### Work order
Records follow. Pull out every line that contains "username".

### Given information
* * *

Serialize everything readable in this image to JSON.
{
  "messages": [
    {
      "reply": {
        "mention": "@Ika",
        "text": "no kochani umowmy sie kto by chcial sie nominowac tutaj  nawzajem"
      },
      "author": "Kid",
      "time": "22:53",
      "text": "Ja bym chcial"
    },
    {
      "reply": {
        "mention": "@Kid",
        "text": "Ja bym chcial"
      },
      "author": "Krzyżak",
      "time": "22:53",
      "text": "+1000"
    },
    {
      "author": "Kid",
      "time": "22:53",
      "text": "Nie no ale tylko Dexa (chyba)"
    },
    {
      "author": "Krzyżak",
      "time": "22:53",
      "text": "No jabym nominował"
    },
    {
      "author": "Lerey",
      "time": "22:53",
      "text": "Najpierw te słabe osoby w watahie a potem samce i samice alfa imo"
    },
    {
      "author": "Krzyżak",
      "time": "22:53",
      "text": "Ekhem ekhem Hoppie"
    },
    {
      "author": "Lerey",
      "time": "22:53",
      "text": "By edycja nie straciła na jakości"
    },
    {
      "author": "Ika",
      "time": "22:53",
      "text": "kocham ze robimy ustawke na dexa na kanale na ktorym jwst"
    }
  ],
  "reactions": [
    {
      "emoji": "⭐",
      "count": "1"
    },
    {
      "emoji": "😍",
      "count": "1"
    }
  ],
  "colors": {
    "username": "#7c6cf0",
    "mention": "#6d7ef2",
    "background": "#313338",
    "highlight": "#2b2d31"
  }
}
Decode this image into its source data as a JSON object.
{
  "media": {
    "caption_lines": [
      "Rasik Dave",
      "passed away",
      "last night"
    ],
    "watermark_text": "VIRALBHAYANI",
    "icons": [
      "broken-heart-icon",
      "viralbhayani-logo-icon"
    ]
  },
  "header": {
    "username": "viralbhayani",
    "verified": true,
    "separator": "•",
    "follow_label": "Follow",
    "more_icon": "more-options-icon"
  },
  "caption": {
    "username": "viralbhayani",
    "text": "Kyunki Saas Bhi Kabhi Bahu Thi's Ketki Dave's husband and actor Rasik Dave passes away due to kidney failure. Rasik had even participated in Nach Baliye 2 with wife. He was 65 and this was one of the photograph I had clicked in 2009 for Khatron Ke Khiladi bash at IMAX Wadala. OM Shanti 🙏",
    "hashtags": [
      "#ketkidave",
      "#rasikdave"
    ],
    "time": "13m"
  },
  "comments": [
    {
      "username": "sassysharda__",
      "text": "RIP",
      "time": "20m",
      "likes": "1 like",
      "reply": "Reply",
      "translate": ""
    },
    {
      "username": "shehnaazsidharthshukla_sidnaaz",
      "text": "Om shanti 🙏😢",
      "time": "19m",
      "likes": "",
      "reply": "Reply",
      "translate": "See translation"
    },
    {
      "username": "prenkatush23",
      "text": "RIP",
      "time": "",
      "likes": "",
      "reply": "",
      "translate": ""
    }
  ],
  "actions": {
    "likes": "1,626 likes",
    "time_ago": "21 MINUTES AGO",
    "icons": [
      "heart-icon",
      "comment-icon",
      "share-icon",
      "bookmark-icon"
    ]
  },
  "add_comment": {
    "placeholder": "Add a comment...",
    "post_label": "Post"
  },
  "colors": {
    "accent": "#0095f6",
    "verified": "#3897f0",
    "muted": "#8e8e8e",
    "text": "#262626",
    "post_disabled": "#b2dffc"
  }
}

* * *

### Solution to the exercise
    "username": "#7c6cf0",
    "username": "viralbhayani",
    "username": "viralbhayani",
      "username": "sassysharda__",
      "username": "shehnaazsidharthshukla_sidnaaz",
      "username": "prenkatush23",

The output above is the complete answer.